- What is required
Which lines mention "Part"? Show each one from the listing.

- Task material
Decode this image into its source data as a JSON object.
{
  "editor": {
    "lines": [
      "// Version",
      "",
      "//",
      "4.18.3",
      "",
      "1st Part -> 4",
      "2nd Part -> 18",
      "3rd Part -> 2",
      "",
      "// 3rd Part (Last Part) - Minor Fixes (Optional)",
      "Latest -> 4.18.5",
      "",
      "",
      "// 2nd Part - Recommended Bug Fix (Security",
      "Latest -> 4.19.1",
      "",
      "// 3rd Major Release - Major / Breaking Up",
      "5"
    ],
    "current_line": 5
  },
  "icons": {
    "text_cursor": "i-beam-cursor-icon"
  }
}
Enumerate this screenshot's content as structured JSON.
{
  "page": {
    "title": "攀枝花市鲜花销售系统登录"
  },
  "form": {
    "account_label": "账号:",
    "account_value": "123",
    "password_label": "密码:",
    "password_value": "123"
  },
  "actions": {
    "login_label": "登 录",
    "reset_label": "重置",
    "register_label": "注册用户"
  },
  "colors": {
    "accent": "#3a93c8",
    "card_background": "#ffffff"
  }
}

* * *

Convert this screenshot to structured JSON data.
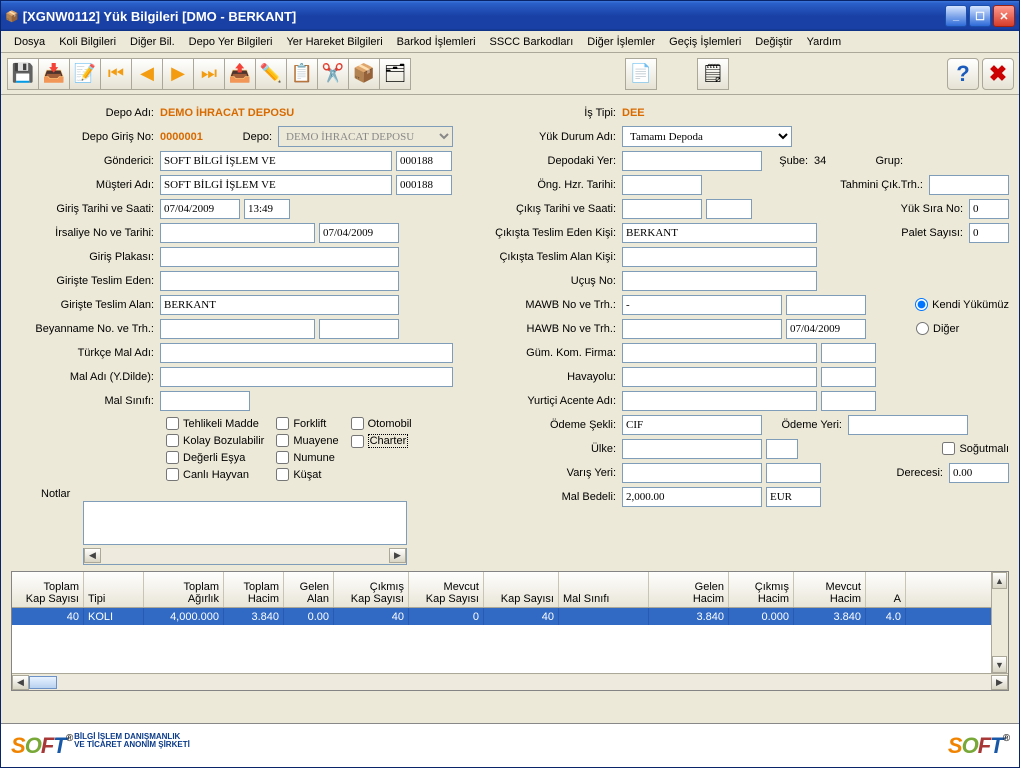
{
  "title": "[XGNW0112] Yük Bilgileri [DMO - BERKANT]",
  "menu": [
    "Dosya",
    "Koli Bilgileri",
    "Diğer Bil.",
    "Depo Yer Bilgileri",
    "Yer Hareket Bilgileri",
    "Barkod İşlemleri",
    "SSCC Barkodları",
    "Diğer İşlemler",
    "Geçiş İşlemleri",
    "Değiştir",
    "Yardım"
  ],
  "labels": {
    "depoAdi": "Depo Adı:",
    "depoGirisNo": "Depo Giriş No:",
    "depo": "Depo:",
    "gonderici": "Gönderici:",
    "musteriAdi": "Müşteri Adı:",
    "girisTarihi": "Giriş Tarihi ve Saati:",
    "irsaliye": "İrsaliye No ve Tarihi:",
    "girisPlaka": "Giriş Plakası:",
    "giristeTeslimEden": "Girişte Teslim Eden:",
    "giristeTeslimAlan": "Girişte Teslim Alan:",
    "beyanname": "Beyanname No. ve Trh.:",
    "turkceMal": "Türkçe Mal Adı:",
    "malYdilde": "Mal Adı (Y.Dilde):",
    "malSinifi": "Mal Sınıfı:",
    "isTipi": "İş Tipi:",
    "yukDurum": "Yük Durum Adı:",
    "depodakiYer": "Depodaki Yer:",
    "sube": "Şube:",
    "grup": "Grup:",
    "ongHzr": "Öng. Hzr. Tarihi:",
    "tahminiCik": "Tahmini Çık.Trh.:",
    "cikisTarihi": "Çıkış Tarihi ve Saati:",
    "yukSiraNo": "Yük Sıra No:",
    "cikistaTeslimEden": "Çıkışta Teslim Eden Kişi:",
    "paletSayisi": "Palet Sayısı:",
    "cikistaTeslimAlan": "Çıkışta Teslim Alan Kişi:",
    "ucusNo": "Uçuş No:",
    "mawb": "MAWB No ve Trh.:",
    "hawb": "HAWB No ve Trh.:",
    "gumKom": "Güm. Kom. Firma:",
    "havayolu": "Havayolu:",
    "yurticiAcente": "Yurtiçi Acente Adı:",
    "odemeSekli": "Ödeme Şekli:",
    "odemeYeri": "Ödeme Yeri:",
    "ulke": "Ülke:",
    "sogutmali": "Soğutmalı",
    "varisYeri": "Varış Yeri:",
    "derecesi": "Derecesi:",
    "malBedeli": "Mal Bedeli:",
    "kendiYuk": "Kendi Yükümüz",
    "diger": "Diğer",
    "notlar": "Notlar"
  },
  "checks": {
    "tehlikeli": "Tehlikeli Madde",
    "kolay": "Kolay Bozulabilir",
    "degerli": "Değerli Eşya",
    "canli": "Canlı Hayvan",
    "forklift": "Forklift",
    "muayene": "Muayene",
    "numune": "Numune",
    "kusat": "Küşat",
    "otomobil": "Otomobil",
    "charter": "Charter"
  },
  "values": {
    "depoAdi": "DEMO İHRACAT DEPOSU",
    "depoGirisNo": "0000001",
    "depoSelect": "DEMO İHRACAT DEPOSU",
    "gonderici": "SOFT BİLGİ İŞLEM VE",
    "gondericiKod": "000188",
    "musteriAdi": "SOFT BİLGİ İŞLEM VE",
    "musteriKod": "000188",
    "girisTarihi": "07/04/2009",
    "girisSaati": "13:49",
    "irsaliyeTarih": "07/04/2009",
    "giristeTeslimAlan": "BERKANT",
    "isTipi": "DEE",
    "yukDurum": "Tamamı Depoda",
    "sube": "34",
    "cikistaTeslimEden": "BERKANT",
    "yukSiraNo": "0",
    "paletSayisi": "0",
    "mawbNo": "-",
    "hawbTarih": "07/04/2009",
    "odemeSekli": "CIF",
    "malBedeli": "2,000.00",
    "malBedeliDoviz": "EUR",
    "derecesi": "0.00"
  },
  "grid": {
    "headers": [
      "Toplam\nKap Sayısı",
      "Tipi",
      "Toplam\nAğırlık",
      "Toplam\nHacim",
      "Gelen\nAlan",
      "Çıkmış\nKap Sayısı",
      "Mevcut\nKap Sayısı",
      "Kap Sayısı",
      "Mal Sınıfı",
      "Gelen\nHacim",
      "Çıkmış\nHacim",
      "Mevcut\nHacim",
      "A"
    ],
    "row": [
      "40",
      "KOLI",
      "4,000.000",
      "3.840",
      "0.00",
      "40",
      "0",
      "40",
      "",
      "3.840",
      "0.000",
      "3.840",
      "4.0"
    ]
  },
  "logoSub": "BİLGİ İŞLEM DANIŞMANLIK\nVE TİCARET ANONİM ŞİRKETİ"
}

- Final answer
      "1st Part -> 4",
      "2nd Part -> 18",
      "3rd Part -> 2",
      "// 3rd Part (Last Part) - Minor Fixes (Optional)",
      "// 2nd Part - Recommended Bug Fix (Security",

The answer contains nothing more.